A TEENAGER from Bury who campaigned to raise awareness of brain tumours has died at the age of 18.

Matthew Pullan, a former Bury College student, died at home yesterday from a brain tumour, surrounded by twin brother Alex, dad Gary, and 15 year old brother, Mark.

At age three, he was diagnosed with ependymoma, a brain cancer that affects cells in the brain and spinal cord, spreading throughout the body over a long period. The tumour was removed and he recovered.

But in June 2020, another tumour was found in his cerebellum, which he had removed on the eight year anniversary of his mother's death. She died of breast cancer when Matthew was just nine.

Following surgery, Matthew was told his prognosis was 'poor' as part of the tumour remained on his brain stem.

Determined not to give up and to keep fit, Matthew decided to walk 10,000 steps a day in July.

He also shared his story with Brain Tumour Research and the Pullan family began fundraising for the charity.
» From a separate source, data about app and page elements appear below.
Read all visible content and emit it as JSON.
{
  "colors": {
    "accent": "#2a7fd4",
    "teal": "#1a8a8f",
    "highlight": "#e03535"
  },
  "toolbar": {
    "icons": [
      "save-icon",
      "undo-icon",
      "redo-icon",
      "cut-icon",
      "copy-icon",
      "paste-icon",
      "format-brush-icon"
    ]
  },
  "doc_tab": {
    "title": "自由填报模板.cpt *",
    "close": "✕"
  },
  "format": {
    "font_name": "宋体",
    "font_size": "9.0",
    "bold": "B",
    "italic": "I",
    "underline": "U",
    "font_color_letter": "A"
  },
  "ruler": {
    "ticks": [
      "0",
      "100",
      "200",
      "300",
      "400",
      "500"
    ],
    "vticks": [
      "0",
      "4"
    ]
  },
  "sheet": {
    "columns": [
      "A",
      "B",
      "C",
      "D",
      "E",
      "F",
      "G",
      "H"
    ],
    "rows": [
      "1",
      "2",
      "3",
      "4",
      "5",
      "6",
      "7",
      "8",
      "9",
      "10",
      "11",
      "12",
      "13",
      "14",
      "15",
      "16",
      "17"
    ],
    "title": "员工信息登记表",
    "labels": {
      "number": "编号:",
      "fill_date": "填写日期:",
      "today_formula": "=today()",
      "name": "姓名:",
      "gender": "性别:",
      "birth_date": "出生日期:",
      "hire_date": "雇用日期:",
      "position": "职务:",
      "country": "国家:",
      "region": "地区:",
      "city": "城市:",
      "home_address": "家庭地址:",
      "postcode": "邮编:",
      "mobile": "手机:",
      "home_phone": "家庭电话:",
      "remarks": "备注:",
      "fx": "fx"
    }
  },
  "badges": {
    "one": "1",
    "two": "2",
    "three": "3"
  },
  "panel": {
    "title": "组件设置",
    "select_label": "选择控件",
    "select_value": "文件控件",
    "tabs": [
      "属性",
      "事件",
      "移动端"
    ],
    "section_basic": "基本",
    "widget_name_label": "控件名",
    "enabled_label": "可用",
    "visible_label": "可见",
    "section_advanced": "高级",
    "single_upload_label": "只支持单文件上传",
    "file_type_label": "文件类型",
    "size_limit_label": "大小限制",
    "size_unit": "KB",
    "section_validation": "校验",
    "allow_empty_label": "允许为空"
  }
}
But as Matthew's condition worsened, he was confined to a wheelchair for his final weeks.

Earlier this week, his dad Alan, shared the news on social media that Matthew had died: "Sadly at 17:33 tonight Matthew Pullan, my eldest son, was taken by the indiscriminate disease that is cancer.

"He joins his mum's, whose birthday would have been tomorrow. He behaved with dignity and personality throughout and we will always be proud of him."

Claire Pullan added on her own Facebook: "My beautiful step-son Matthew Pullan passed away peacefully at home last night.

"Matthew, you lit up this world with your beautiful smile, your fierce determination and your unparalleled kindness and selflessness.

"You have certainly made your make on this world and I promise you will never be forgotten. You will always be with us."

Gary later said: "Matthew was proud to support Brain Tumour Research, alongside his brother, Alex.

"He was extremely focussed in everything he did, blogging about his cancer journey, engaging with politicians and helping to build a social media community for other people affected by this hideous disease.

"He wanted to die at home and we were relieved to be able to fulfill his dying wish.

"He passed away in my arms with Alex and Mark by his side, with support from a teenage and Young Adult Cancer Nurse from The Christie.

"We are so proud of all Matthew achieved and vow to continue supporting Brain Tumour Research in his honour.

"Matthew's motto was: 'life is terminal - it is our job to live it.' I, for one, will try my very best to embody this amazing positivity, in memory of my beloved son."

Adding to the tributes, Matthew's granddad Alan wrote: "My wonderful grandson Matthew finally lost his battle with his cancer earlier this evening.

"He is now with his mum. May you rest in peace."

Hugh Adams, head of stakeholder relations at Brain Tumour Research said: "Our heartfelt condolences go to Matthew's family and all those who knew and loved him.

"We are deeply saddened by the loss of such an inspirational young man with an incredible spirit, that will live on.

"He achieved so much in his life but he should have had the opportunity to go on and achieve more.

"There is a severe lack of funding for research for brain tumours, which kill more adults and children under the age of 40 than any other cancer.

"We cannot let this situation continue to happen. Matthew's story spurs us on to work ever more resolutely to raise funds for research and to campaign for the government and the larger cancer charities to invest more."

To make a donation in memory of Matthew visit the Brain Tumour Research charity's website.